The narrative surrounding the 2011 Young Asian Player of the Year who hails from Shizuoka, and has the pace, technique and intelligence that still lies deep within the soil of this one time breeding ground for Japanese talent, suggests City are looking for a Shinji Kagawa of their own. Not yet. Coaching staff at his J.League club, Shimizu S-Pulse, where he broke into the first-team last year, have groomed him partly with the Under-2o World Cup in March in mind. It is unlikely that there can be a transfer before then and another season in the J.League is on the cards.
That is certainly not the short-term future for Keisuke Honda. Transfer windows have been left flapping in the hot air generated by the debate as to whether the Japan international will leave CSKA Moscow and, if so, where he will go. This month is unlikely to be any different. But it may be the one in which he retreats from Russia. Liverpool, Lazio, Arsenal and Manchester United have all made enquiries over the past couple of years with the Italians coming the closest. With his contract ending at the end of this year, CSKA's asking price, the biggest obstacle in the past, may start to fall.
It is not all about Japan and Korea. Teerasil Dangda has established himself as Southeast Asia's top striker. The player, one of the ill-fated Thai trio who went to Manchester City in 2007, is still just 24 and wants to return to Europe. There have been attempts to get him into Spain for a year and these seem to have borne fruit with reports of a trial next week at Atletico Madrid. It could end in tears as Teerasil is not of the required standard to join a team at the top of the strongest league in the world - few players are. One hopes that he can put the experience to good use but it is questionable as to the value of such show trials for player, country and Asian football as a whole.
If Teerasil does somehow end up in Spain, he may come up against Singapore's star midfielder Hariss Harun. In 2012, Jose Mourinho's agent Jorge Mendes took up the 22 year-old's case with the promise of a move to Europe, probably Iberia. It never quite happened in the summer and hopes of a January transfer have been hit by a fractured shin sustained during national team action in November. "...If Mendes gets me into a European club, you can be sure I won't waste the chance. It's the chance I've been waiting for," Hariss, who made his international debut at the tender age of 16, said last year. His time will come.

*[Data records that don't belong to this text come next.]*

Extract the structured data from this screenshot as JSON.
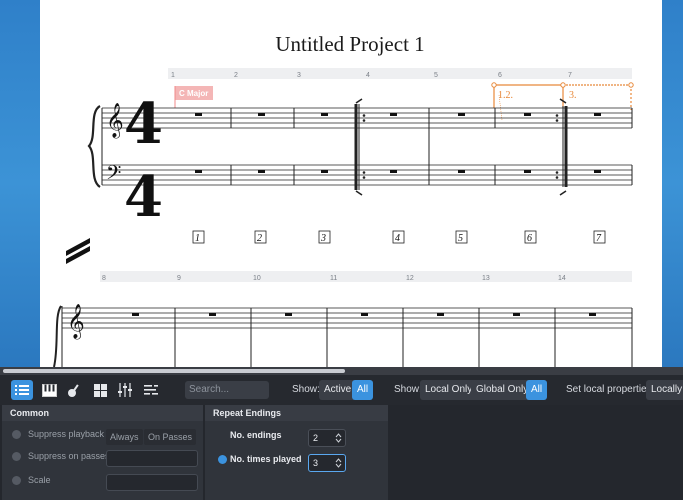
{
  "score": {
    "title": "Untitled Project 1",
    "key_signature": "C Major",
    "time_signature": "4/4",
    "bar_numbers_system1": [
      "1",
      "2",
      "3",
      "4",
      "5",
      "6",
      "7"
    ],
    "bar_numbers_system2": [
      "8",
      "9",
      "10",
      "11",
      "12",
      "13",
      "14"
    ],
    "ending_labels": [
      "1.2.",
      "3."
    ],
    "boxed_numbers": [
      "1",
      "2",
      "3",
      "4",
      "5",
      "6",
      "7"
    ]
  },
  "toolbar": {
    "search_placeholder": "Search...",
    "show_label_1": "Show:",
    "show_active": "Active",
    "show_all_1": "All",
    "show_label_2": "Show:",
    "local_only": "Local Only",
    "global_only": "Global Only",
    "show_all_2": "All",
    "set_local_label": "Set local properties:",
    "set_local_value": "Locally"
  },
  "panels": {
    "common": {
      "title": "Common",
      "suppress_playback": "Suppress playback",
      "always": "Always",
      "on_passes": "On Passes",
      "suppress_on_passes": "Suppress on passes",
      "scale": "Scale"
    },
    "repeat_endings": {
      "title": "Repeat Endings",
      "no_endings_label": "No. endings",
      "no_endings_value": "2",
      "no_times_played_label": "No. times played",
      "no_times_played_value": "3"
    }
  },
  "colors": {
    "accent": "#3b93df",
    "ending_line": "#e8893a",
    "key_flag": "#f4b6b6"
  }
}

Yun Suk-Young is not the only player to have been linked with AC Milan, a club that has started to make eyes at the Asian market, though has a lot of ground to make up on a number of English and Spanish rivals. Iran international Karim Ansarifard is another name linked with the Rossoneri, with Milan officials visiting both Tehran and Seoul in recent weeks. It is common for local media in both cities, especially the Iranian capital, to put two and two together to make hype. For the 22 year-old Persepolis poacher, the San Siro is not on the cards - but local papers have been writing about Celtic and Borussia Dortmund for weeks.
Some deals are likelier than others and Australian star Tom Rogic is close to a Reading move. The 20 year-old is seen as the top prospect in the A-League and recently broke into the national team. Physically imposing, technically adept and one of those players who can rise above a frantic fray, the offensive midfielder caught the eye of Chinese and Korean clubs in the 2012 Asian Champions League while in action for Central Coast Mariners. The Asian teams dragged their heels, an indecision they may regret, but would anyway struggle to match the lure of the English Premier League, even if it is a fierce relegation battle.
Rogic may or may not help Reading survive. Regardless, his signing is not about the next four months but the next four years and beyond and there are not that many deals done in January that you can say that about.